TASK DIRECTIONS: Could you please find each line in the records that contains the word "quanh" and copy it?

*** Opening PROVIDED DATA ***

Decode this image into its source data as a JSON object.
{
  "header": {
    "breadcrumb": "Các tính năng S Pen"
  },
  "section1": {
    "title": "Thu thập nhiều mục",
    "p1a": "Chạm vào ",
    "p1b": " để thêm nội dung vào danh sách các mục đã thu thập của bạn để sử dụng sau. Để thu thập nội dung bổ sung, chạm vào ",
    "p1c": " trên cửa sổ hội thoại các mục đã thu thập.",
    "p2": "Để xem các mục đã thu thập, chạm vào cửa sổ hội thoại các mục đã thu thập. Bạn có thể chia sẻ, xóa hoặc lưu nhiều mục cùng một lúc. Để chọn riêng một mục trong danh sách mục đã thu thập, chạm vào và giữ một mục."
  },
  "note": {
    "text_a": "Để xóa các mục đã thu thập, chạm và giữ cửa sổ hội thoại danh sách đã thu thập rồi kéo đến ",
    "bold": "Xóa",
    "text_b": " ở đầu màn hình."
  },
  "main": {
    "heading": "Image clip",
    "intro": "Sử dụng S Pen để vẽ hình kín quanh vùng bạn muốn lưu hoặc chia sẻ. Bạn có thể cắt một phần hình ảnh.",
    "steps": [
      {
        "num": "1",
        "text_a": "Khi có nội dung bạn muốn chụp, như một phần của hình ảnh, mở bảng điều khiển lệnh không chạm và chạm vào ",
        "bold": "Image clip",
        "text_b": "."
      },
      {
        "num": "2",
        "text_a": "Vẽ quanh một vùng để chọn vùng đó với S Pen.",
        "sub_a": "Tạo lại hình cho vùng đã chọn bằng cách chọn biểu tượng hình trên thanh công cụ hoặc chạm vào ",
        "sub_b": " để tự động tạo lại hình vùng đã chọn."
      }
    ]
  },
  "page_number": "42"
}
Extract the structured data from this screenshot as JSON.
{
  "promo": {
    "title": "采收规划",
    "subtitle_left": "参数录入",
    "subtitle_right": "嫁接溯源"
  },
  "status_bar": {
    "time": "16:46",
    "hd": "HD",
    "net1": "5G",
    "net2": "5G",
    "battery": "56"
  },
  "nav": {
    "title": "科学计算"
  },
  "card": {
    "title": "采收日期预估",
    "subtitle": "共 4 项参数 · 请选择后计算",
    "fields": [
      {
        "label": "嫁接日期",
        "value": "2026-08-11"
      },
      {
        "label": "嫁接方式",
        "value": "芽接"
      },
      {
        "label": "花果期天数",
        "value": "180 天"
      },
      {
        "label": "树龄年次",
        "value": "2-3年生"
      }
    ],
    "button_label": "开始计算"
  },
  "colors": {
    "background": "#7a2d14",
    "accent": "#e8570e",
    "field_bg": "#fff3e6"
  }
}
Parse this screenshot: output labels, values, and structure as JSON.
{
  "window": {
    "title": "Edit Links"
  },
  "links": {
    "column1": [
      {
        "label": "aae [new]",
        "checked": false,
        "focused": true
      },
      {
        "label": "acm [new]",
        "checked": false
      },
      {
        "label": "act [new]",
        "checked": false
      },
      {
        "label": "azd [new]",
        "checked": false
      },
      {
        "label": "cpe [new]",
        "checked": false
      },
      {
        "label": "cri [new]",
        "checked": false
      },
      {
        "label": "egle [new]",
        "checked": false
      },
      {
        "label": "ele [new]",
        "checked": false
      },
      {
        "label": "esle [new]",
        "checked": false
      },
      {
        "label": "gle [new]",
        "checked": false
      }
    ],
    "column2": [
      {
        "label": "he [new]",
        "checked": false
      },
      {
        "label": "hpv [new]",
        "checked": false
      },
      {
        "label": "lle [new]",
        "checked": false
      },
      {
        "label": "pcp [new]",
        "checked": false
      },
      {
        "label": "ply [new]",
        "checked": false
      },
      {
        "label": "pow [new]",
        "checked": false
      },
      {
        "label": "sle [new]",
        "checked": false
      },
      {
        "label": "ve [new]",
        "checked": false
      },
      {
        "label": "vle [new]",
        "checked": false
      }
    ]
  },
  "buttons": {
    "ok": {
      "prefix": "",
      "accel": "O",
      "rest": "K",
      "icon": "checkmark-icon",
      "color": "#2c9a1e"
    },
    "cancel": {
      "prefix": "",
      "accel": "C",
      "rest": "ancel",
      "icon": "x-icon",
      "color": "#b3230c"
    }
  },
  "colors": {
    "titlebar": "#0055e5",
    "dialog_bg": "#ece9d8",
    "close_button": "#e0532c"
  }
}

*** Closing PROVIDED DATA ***

ANSWER:
    "intro": "Sử dụng S Pen để vẽ hình kín quanh vùng bạn muốn lưu hoặc chia sẻ. Bạn có thể cắt một phần hình ảnh.",
        "text_a": "Vẽ quanh một vùng để chọn vùng đó với S Pen.",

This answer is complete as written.